World Vision Australia's social media manager, Joy Toose, spent a month reporting from Lebanon about the Syrian refugees who have sought shelter there from the violence at home. She wrote several amazing blogs for us from Lebanon, but I was curious to get her thoughts on the experience as a whole now that she's back home. 

I wasn't disappointed. Check this out.

Mother's day thoughts: An orphan's story

In honor of Mother’s Day coming up on May 12, we asked bloggers to share their thoughts on motherhood -- and the importance of caring for children who have experienced the loss of a parent. Leading up to Mother’s Day, we will feature four different bloggers to remind us to appreciate mothers and care for those who are hurting. Today’s first post comes from Jessica Turner.

Mother's day thoughts: Tiny for the wrong reason

In honor of Mother’s Day, May 13, we asked bloggers to share their thoughts on motherhood -- and the importance of caring for children who have experienced the loss of a parent. Every day through Mother’s Day, we will feature a different blogger to remind us to appreciate mothers and care for those who are hurting. Today’s post comes from Lindsey, who is the author of The Pleated Poppy.
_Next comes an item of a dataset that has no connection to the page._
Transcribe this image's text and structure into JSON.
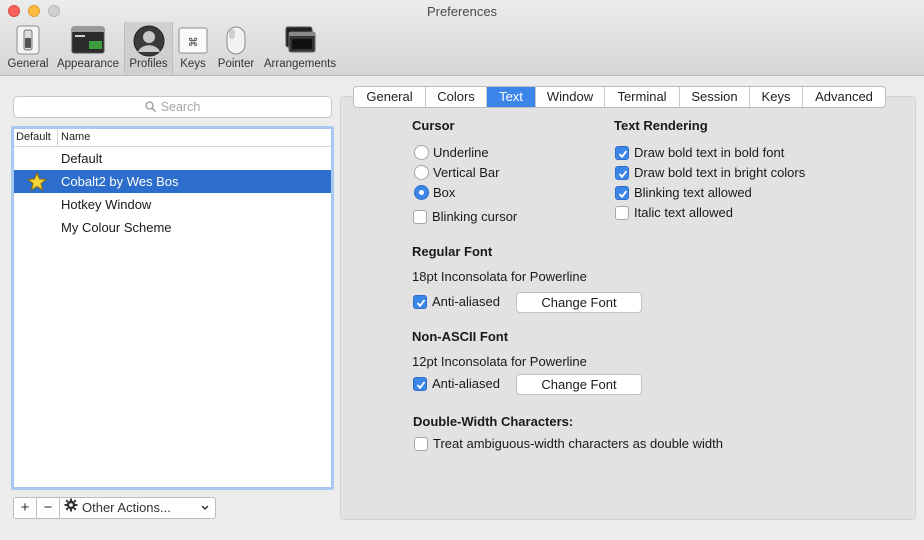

Photos by Michelle Siu/World Vision.

Mother's Day thoughts: A mother to the motherless

In honor of Mother’s Day, May 13, we asked bloggers to share their thoughts on motherhood -- and the importance of caring for children who have experienced the loss of a parent. Every day through Mother’s Day, we will feature a different blogger to remind us to appreciate mothers and care for those who are hurting. Today's post comes from Jill, who has previously contributed to the World Vision Blog during our 12 blogs of Christmas series.

Mother's day thoughts: The gap between here and there

In honor of Mother’s Day, May 13, we asked bloggers to share their thoughts on motherhood -- and the importance of caring for children who have experienced the loss of a parent. Every day through Mother’s Day, we will feature a different blogger to remind us to appreciate mothers and care for those who are hurting. Today's post comes from Alise, who has previously contributed to the World Vision Blog during our 12 blogs of Christmas series.

When Mother's Day hurts

In honor of Mother's Day, May 13, we asked bloggers to share their thoughts on motherhood -- and the importance of caring for children who have experienced the loss of a parent.

Starting today and going through Mother's Day, we will feature a different blogger each day to remind us to appreciate mothers and care for those who are hurting. Our first post comes from Joy Bennett, who traveled to Bolivia with World Vision on our blogger trip last August.